WORK TO BE COMPLETED
Every line below should be copied exactly; drop the pictures.

....

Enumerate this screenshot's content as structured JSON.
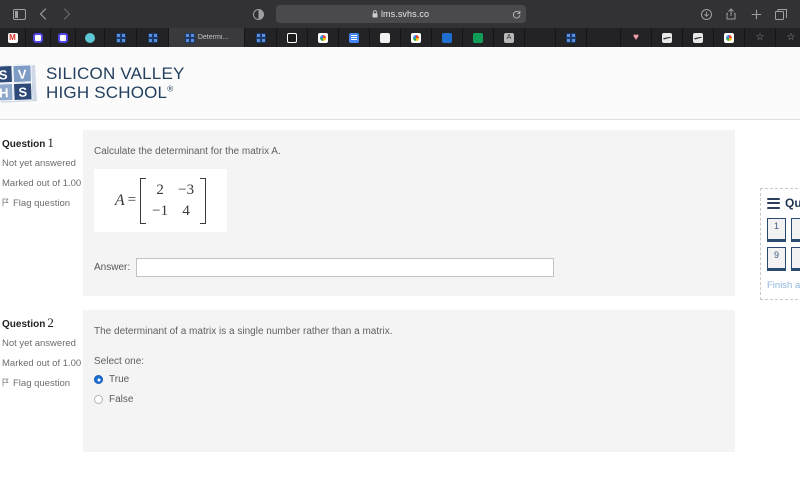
{
  "browser": {
    "url": "lms.svhs.co",
    "lock_icon": "lock-icon",
    "reload_icon": "reload-icon",
    "nav": {
      "sidebar_icon": "sidebar-toggle-icon",
      "back_icon": "back-arrow-icon",
      "forward_icon": "forward-arrow-icon",
      "reader_icon": "reader-view-icon"
    },
    "actions": {
      "downloads_icon": "downloads-icon",
      "share_icon": "share-icon",
      "new_tab_icon": "plus-icon",
      "tab_overview_icon": "tab-overview-icon"
    },
    "active_tab_label": "Determi...",
    "tabs": [
      {
        "favicon": "gmail-icon",
        "label": ""
      },
      {
        "favicon": "blue-ring-icon",
        "label": ""
      },
      {
        "favicon": "blue-ring-icon",
        "label": ""
      },
      {
        "favicon": "teal-circle-icon",
        "label": ""
      },
      {
        "favicon": "blue-grid-icon",
        "label": ""
      },
      {
        "favicon": "blue-grid-icon",
        "label": ""
      },
      {
        "favicon": "blue-grid-icon",
        "label": "Determi..."
      },
      {
        "favicon": "blue-grid-icon",
        "label": ""
      },
      {
        "favicon": "dark-square-icon",
        "label": ""
      },
      {
        "favicon": "chrome-icon",
        "label": ""
      },
      {
        "favicon": "google-docs-icon",
        "label": ""
      },
      {
        "favicon": "white-square-icon",
        "label": ""
      },
      {
        "favicon": "chrome-icon",
        "label": ""
      },
      {
        "favicon": "camera-icon",
        "label": ""
      },
      {
        "favicon": "green-globe-icon",
        "label": ""
      },
      {
        "favicon": "letter-a-icon",
        "label": ""
      },
      {
        "favicon": "empty-icon",
        "label": ""
      },
      {
        "favicon": "blue-grid-icon",
        "label": ""
      },
      {
        "favicon": "empty-icon",
        "label": ""
      },
      {
        "favicon": "heart-icon",
        "label": ""
      },
      {
        "favicon": "nike-icon",
        "label": ""
      },
      {
        "favicon": "nike-icon",
        "label": ""
      },
      {
        "favicon": "chrome-icon",
        "label": ""
      },
      {
        "favicon": "star-icon",
        "label": ""
      },
      {
        "favicon": "star-icon",
        "label": ""
      },
      {
        "favicon": "green-box-icon",
        "label": ""
      }
    ]
  },
  "site": {
    "logo_cells": [
      "S",
      "V",
      "H",
      "S"
    ],
    "logo_line1": "SILICON VALLEY",
    "logo_line2": "HIGH SCHOOL",
    "logo_registered": "®"
  },
  "questions": [
    {
      "title_label": "Question",
      "number": "1",
      "status": "Not yet answered",
      "marks": "Marked out of 1.00",
      "flag_label": "Flag question",
      "flag_icon": "flag-icon",
      "prompt": "Calculate the determinant for the matrix A.",
      "matrix": {
        "name": "A",
        "equals": "=",
        "rows": [
          [
            "2",
            "−3"
          ],
          [
            "−1",
            "4"
          ]
        ]
      },
      "answer_label": "Answer:",
      "answer_value": "",
      "answer_placeholder": ""
    },
    {
      "title_label": "Question",
      "number": "2",
      "status": "Not yet answered",
      "marks": "Marked out of 1.00",
      "flag_label": "Flag question",
      "flag_icon": "flag-icon",
      "prompt": "The determinant of a matrix is a single number rather than a matrix.",
      "select_one": "Select one:",
      "options": [
        {
          "label": "True",
          "selected": true
        },
        {
          "label": "False",
          "selected": false
        }
      ]
    }
  ],
  "quiz_nav": {
    "menu_icon": "hamburger-icon",
    "title": "Qu",
    "buttons": [
      "1",
      "9"
    ],
    "finish_label": "Finish a"
  },
  "colors": {
    "accent_navy": "#2e4a78",
    "radio_selected": "#1a6fd4",
    "panel_bg": "#f4f4f4",
    "link_blue": "#8fb4dd"
  }
}
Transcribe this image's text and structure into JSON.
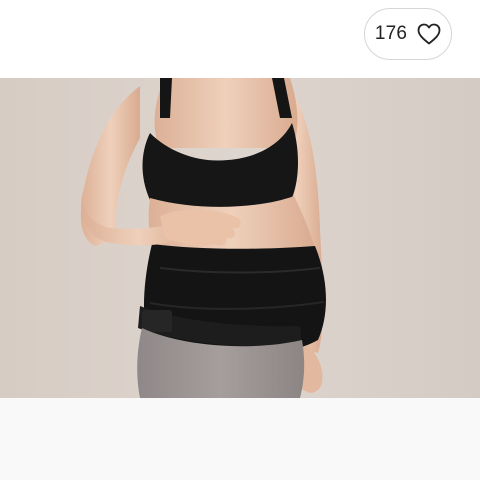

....

EXERCISE OUTPUT
Enumerate this screenshot's content as structured JSON.
{
  "browser": {
    "url": "lms.svhs.co",
    "lock_icon": "lock-icon",
    "reload_icon": "reload-icon",
    "nav": {
      "sidebar_icon": "sidebar-toggle-icon",
      "back_icon": "back-arrow-icon",
      "forward_icon": "forward-arrow-icon",
      "reader_icon": "reader-view-icon"
    },
    "actions": {
      "downloads_icon": "downloads-icon",
      "share_icon": "share-icon",
      "new_tab_icon": "plus-icon",
      "tab_overview_icon": "tab-overview-icon"
    },
    "active_tab_label": "Determi...",
    "tabs": [
      {
        "favicon": "gmail-icon",
        "label": ""
      },
      {
        "favicon": "blue-ring-icon",
        "label": ""
      },
      {
        "favicon": "blue-ring-icon",
        "label": ""
      },
      {
        "favicon": "teal-circle-icon",
        "label": ""
      },
      {
        "favicon": "blue-grid-icon",
        "label": ""
      },
      {
        "favicon": "blue-grid-icon",
        "label": ""
      },
      {
        "favicon": "blue-grid-icon",
        "label": "Determi..."
      },
      {
        "favicon": "blue-grid-icon",
        "label": ""
      },
      {
        "favicon": "dark-square-icon",
        "label": ""
      },
      {
        "favicon": "chrome-icon",
        "label": ""
      },
      {
        "favicon": "google-docs-icon",
        "label": ""
      },
      {
        "favicon": "white-square-icon",
        "label": ""
      },
      {
        "favicon": "chrome-icon",
        "label": ""
      },
      {
        "favicon": "camera-icon",
        "label": ""
      },
      {
        "favicon": "green-globe-icon",
        "label": ""
      },
      {
        "favicon": "letter-a-icon",
        "label": ""
      },
      {
        "favicon": "empty-icon",
        "label": ""
      },
      {
        "favicon": "blue-grid-icon",
        "label": ""
      },
      {
        "favicon": "empty-icon",
        "label": ""
      },
      {
        "favicon": "heart-icon",
        "label": ""
      },
      {
        "favicon": "nike-icon",
        "label": ""
      },
      {
        "favicon": "nike-icon",
        "label": ""
      },
      {
        "favicon": "chrome-icon",
        "label": ""
      },
      {
        "favicon": "star-icon",
        "label": ""
      },
      {
        "favicon": "star-icon",
        "label": ""
      },
      {
        "favicon": "green-box-icon",
        "label": ""
      }
    ]
  },
  "site": {
    "logo_cells": [
      "S",
      "V",
      "H",
      "S"
    ],
    "logo_line1": "SILICON VALLEY",
    "logo_line2": "HIGH SCHOOL",
    "logo_registered": "®"
  },
  "questions": [
    {
      "title_label": "Question",
      "number": "1",
      "status": "Not yet answered",
      "marks": "Marked out of 1.00",
      "flag_label": "Flag question",
      "flag_icon": "flag-icon",
      "prompt": "Calculate the determinant for the matrix A.",
      "matrix": {
        "name": "A",
        "equals": "=",
        "rows": [
          [
            "2",
            "−3"
          ],
          [
            "−1",
            "4"
          ]
        ]
      },
      "answer_label": "Answer:",
      "answer_value": "",
      "answer_placeholder": ""
    },
    {
      "title_label": "Question",
      "number": "2",
      "status": "Not yet answered",
      "marks": "Marked out of 1.00",
      "flag_label": "Flag question",
      "flag_icon": "flag-icon",
      "prompt": "The determinant of a matrix is a single number rather than a matrix.",
      "select_one": "Select one:",
      "options": [
        {
          "label": "True",
          "selected": true
        },
        {
          "label": "False",
          "selected": false
        }
      ]
    }
  ],
  "quiz_nav": {
    "menu_icon": "hamburger-icon",
    "title": "Qu",
    "buttons": [
      "1",
      "9"
    ],
    "finish_label": "Finish a"
  },
  "colors": {
    "accent_navy": "#2e4a78",
    "radio_selected": "#1a6fd4",
    "panel_bg": "#f4f4f4",
    "link_blue": "#8fb4dd"
  }
}
Transcribe this image's text and structure into JSON.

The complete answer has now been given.